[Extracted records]
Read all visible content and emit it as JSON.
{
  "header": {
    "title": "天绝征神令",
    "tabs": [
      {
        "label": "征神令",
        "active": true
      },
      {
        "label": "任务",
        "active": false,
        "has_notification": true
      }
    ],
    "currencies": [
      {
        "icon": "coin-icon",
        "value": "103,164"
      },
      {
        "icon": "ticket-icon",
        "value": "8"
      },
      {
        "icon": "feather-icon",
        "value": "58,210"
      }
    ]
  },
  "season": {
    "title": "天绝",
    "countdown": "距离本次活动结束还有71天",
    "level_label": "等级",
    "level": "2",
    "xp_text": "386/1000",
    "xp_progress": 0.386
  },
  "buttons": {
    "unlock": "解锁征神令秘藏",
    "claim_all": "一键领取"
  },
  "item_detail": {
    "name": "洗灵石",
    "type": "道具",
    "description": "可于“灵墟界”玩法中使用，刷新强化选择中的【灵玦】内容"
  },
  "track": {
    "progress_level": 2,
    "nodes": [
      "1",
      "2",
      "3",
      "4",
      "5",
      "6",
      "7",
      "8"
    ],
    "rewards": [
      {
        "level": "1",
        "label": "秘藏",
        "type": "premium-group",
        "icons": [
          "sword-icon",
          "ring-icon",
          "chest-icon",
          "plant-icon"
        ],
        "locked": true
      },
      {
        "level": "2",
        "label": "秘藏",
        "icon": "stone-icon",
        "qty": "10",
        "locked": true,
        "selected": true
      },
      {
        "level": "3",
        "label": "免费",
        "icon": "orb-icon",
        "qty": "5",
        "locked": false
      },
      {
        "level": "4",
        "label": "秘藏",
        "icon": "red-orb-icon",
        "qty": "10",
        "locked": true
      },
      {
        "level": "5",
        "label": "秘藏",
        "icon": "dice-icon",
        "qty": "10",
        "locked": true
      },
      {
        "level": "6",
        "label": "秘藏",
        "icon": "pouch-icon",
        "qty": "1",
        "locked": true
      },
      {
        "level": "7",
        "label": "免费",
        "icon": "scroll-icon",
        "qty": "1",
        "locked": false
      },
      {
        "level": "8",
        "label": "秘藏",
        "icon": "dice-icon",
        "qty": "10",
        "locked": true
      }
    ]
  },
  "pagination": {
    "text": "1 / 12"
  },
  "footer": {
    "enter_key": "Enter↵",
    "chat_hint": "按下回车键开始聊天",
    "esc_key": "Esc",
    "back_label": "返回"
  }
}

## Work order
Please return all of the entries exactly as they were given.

## Task response
Read all visible content and emit it as JSON.
{
  "header": {
    "title": "天绝征神令",
    "tabs": [
      {
        "label": "征神令",
        "active": true
      },
      {
        "label": "任务",
        "active": false,
        "has_notification": true
      }
    ],
    "currencies": [
      {
        "icon": "coin-icon",
        "value": "103,164"
      },
      {
        "icon": "ticket-icon",
        "value": "8"
      },
      {
        "icon": "feather-icon",
        "value": "58,210"
      }
    ]
  },
  "season": {
    "title": "天绝",
    "countdown": "距离本次活动结束还有71天",
    "level_label": "等级",
    "level": "2",
    "xp_text": "386/1000",
    "xp_progress": 0.386
  },
  "buttons": {
    "unlock": "解锁征神令秘藏",
    "claim_all": "一键领取"
  },
  "item_detail": {
    "name": "洗灵石",
    "type": "道具",
    "description": "可于“灵墟界”玩法中使用，刷新强化选择中的【灵玦】内容"
  },
  "track": {
    "progress_level": 2,
    "nodes": [
      "1",
      "2",
      "3",
      "4",
      "5",
      "6",
      "7",
      "8"
    ],
    "rewards": [
      {
        "level": "1",
        "label": "秘藏",
        "type": "premium-group",
        "icons": [
          "sword-icon",
          "ring-icon",
          "chest-icon",
          "plant-icon"
        ],
        "locked": true
      },
      {
        "level": "2",
        "label": "秘藏",
        "icon": "stone-icon",
        "qty": "10",
        "locked": true,
        "selected": true
      },
      {
        "level": "3",
        "label": "免费",
        "icon": "orb-icon",
        "qty": "5",
        "locked": false
      },
      {
        "level": "4",
        "label": "秘藏",
        "icon": "red-orb-icon",
        "qty": "10",
        "locked": true
      },
      {
        "level": "5",
        "label": "秘藏",
        "icon": "dice-icon",
        "qty": "10",
        "locked": true
      },
      {
        "level": "6",
        "label": "秘藏",
        "icon": "pouch-icon",
        "qty": "1",
        "locked": true
      },
      {
        "level": "7",
        "label": "免费",
        "icon": "scroll-icon",
        "qty": "1",
        "locked": false
      },
      {
        "level": "8",
        "label": "秘藏",
        "icon": "dice-icon",
        "qty": "10",
        "locked": true
      }
    ]
  },
  "pagination": {
    "text": "1 / 12"
  },
  "footer": {
    "enter_key": "Enter↵",
    "chat_hint": "按下回车键开始聊天",
    "esc_key": "Esc",
    "back_label": "返回"
  }
}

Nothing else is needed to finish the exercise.